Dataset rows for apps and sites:
=== Section Start ===

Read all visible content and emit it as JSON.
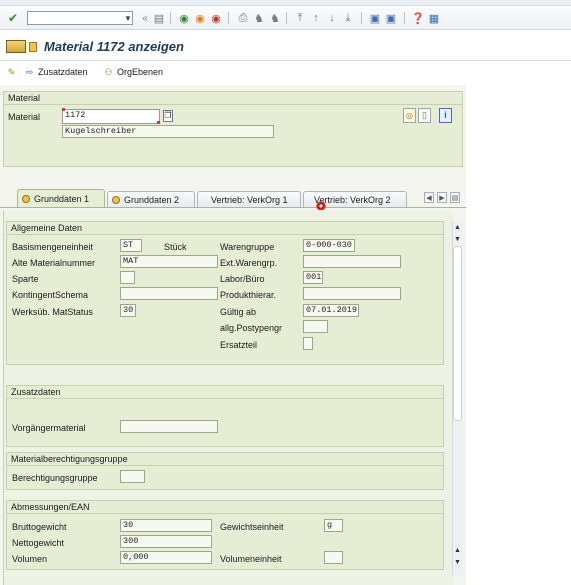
{
  "toolbar": {
    "command_value": "",
    "icons": [
      "check-icon",
      "back-icon",
      "exit-icon",
      "cancel-icon",
      "print-icon",
      "find-icon",
      "find-next-icon",
      "first-page-icon",
      "prev-page-icon",
      "next-page-icon",
      "last-page-icon",
      "new-session-icon",
      "shortcut-icon",
      "help-icon",
      "customize-icon"
    ]
  },
  "title": "Material 1172 anzeigen",
  "app_toolbar": {
    "zusatzdaten": "Zusatzdaten",
    "orgebenen": "OrgEbenen"
  },
  "material_panel": {
    "title": "Material",
    "label": "Material",
    "number": "1172",
    "description": "Kugelschreiber"
  },
  "tabs": [
    {
      "label": "Grunddaten 1",
      "active": true
    },
    {
      "label": "Grunddaten 2",
      "active": false
    },
    {
      "label": "Vertrieb: VerkOrg 1",
      "active": false
    },
    {
      "label": "Vertrieb: VerkOrg 2",
      "active": false
    }
  ],
  "allgemeine": {
    "title": "Allgemeine Daten",
    "basismengeneinheit_label": "Basismengeneinheit",
    "basismengeneinheit_value": "ST",
    "basismengeneinheit_text": "Stück",
    "alte_materialnummer_label": "Alte Materialnummer",
    "alte_materialnummer_value": "MAT",
    "sparte_label": "Sparte",
    "sparte_value": "",
    "kontingent_label": "KontingentSchema",
    "kontingent_value": "",
    "werksub_label": "Werksüb. MatStatus",
    "werksub_value": "30",
    "warengruppe_label": "Warengruppe",
    "warengruppe_value": "0-000-030",
    "ext_warengrp_label": "Ext.Warengrp.",
    "ext_warengrp_value": "",
    "labor_label": "Labor/Büro",
    "labor_value": "001",
    "produkthierar_label": "Produkthierar.",
    "produkthierar_value": "",
    "gueltig_label": "Gültig ab",
    "gueltig_value": "07.01.2019",
    "postypengr_label": "allg.Postypengr",
    "postypengr_value": "",
    "ersatzteil_label": "Ersatzteil",
    "ersatzteil_value": ""
  },
  "zusatzdaten": {
    "title": "Zusatzdaten",
    "vorgaenger_label": "Vorgängermaterial",
    "vorgaenger_value": ""
  },
  "berechtigung": {
    "title": "Materialberechtigungsgruppe",
    "gruppe_label": "Berechtigungsgruppe",
    "gruppe_value": ""
  },
  "abmessungen": {
    "title": "Abmessungen/EAN",
    "brutto_label": "Bruttogewicht",
    "brutto_value": "30",
    "netto_label": "Nettogewicht",
    "netto_value": "300",
    "volumen_label": "Volumen",
    "volumen_value": "0,000",
    "gewichtseinheit_label": "Gewichtseinheit",
    "gewichtseinheit_value": "g",
    "volumeneinheit_label": "Volumeneinheit",
    "volumeneinheit_value": ""
  },
  "colors": {
    "panel_bg": "#e6edd5",
    "panel_border": "#c5d0ad",
    "title_text": "#1d3b55"
  }
}
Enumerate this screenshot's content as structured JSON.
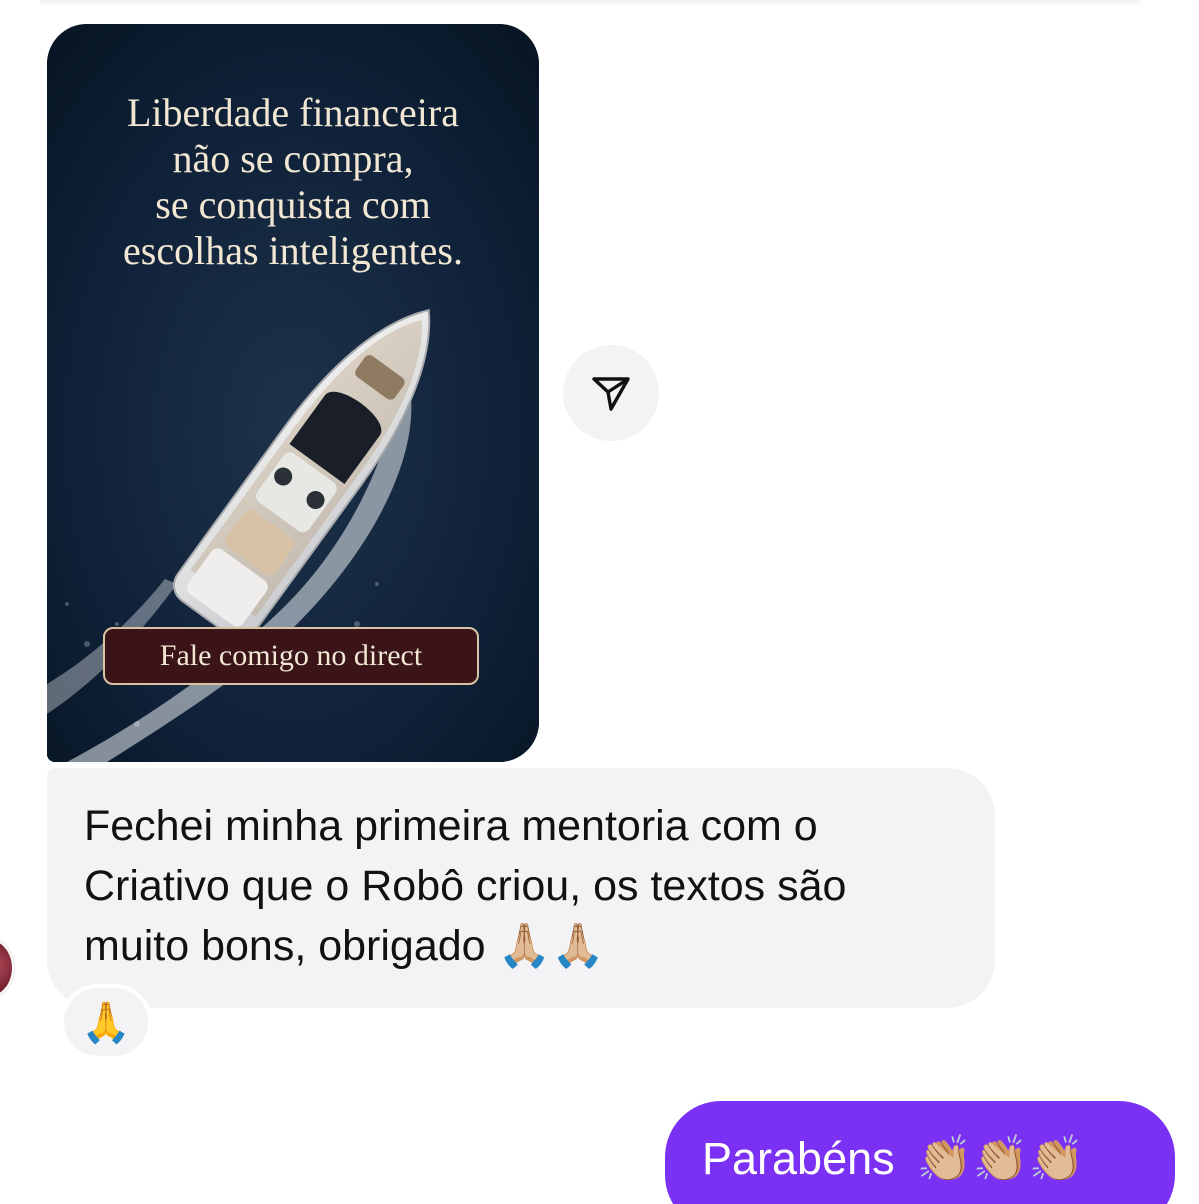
{
  "shared_post": {
    "headline": [
      "Liberdade financeira",
      "não se compra,",
      "se conquista com",
      "escolhas inteligentes."
    ],
    "cta_label": "Fale comigo no direct",
    "image_icon": "yacht-photo"
  },
  "share_button": {
    "icon": "paper-plane-icon"
  },
  "incoming_message": {
    "lines": [
      "Fechei minha primeira mentoria com o",
      "Criativo que o Robô criou, os textos são",
      "muito bons, obrigado"
    ],
    "trailing_emoji": "🙏🏼🙏🏼",
    "reaction": "🙏"
  },
  "outgoing_message": {
    "text": "Parabéns",
    "trailing_emoji": "👏🏼👏🏼👏🏼"
  },
  "colors": {
    "outgoing_bubble": "#7b31f4",
    "incoming_bubble": "#f3f3f5",
    "post_background": "#112438",
    "cta_background": "#3a1418",
    "headline_text": "#f1e7d3"
  }
}
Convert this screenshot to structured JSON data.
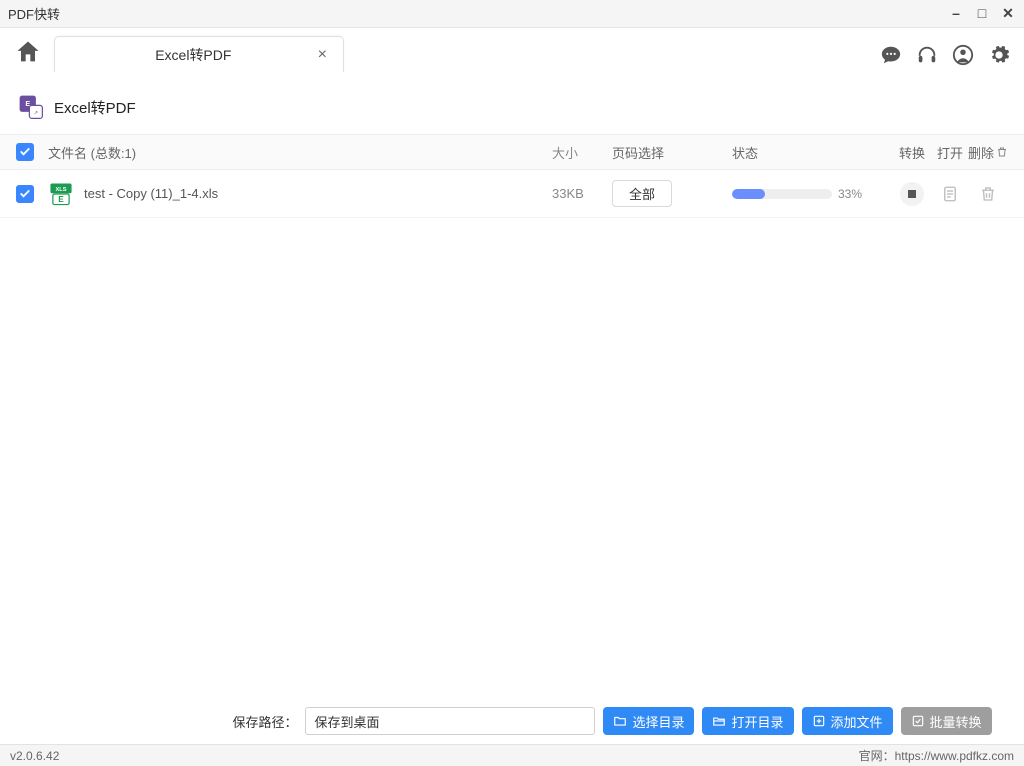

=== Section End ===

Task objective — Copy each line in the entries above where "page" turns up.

Answer for the task —
      "first-page-icon",
      "prev-page-icon",
      "next-page-icon",
      "last-page-icon",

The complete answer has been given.